___ MATERIALS PROVIDED ___
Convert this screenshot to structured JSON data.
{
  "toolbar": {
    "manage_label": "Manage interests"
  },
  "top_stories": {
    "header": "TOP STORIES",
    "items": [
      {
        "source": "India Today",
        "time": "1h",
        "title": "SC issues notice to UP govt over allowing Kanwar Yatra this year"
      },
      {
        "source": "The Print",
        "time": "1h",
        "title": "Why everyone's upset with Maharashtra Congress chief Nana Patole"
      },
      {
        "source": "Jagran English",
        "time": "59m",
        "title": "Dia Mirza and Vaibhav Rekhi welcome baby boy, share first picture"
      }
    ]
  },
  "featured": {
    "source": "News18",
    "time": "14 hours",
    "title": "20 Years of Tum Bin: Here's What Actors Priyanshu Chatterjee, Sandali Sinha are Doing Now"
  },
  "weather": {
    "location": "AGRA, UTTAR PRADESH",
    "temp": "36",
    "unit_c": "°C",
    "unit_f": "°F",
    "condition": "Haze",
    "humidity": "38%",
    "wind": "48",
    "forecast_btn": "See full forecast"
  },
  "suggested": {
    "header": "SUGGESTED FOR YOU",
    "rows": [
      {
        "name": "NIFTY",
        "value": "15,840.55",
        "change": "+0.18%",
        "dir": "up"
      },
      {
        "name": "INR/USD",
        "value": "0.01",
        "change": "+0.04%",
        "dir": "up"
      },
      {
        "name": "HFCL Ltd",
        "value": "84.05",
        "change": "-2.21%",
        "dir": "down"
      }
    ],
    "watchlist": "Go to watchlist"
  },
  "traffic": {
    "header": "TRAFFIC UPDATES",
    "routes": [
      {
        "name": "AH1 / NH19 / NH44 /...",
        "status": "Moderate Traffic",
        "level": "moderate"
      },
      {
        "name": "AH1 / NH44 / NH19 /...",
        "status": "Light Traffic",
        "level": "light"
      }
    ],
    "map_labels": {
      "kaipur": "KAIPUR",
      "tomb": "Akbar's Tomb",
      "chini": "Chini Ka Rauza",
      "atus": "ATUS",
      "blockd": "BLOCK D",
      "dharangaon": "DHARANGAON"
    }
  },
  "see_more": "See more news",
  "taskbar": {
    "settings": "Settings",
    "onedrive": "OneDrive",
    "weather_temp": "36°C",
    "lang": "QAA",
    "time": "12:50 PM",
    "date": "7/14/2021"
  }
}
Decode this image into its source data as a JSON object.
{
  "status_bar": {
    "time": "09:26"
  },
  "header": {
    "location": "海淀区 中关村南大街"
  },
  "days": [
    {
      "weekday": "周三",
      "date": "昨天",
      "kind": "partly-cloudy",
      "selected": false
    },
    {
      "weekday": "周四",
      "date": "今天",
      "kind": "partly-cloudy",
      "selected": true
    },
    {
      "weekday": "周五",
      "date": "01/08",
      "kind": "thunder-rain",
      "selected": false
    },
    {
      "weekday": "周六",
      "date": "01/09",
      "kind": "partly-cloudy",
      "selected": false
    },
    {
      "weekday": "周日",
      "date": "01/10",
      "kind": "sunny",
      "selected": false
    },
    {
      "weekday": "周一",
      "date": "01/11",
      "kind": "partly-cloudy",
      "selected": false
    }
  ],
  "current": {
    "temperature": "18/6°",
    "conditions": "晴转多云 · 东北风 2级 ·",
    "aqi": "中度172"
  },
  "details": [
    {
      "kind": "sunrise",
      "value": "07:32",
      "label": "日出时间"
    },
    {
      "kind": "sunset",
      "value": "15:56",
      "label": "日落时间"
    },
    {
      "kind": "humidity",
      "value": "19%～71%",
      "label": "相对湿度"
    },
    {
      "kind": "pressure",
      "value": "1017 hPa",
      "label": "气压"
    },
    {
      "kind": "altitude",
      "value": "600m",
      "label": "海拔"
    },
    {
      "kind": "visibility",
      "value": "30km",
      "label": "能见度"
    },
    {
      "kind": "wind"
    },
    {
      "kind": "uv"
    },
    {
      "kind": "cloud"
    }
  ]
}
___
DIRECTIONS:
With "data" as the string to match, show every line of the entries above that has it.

TASK RESULT:
Convert this screenshot to structured JSON data.
Decode this image into its source data as a JSON object.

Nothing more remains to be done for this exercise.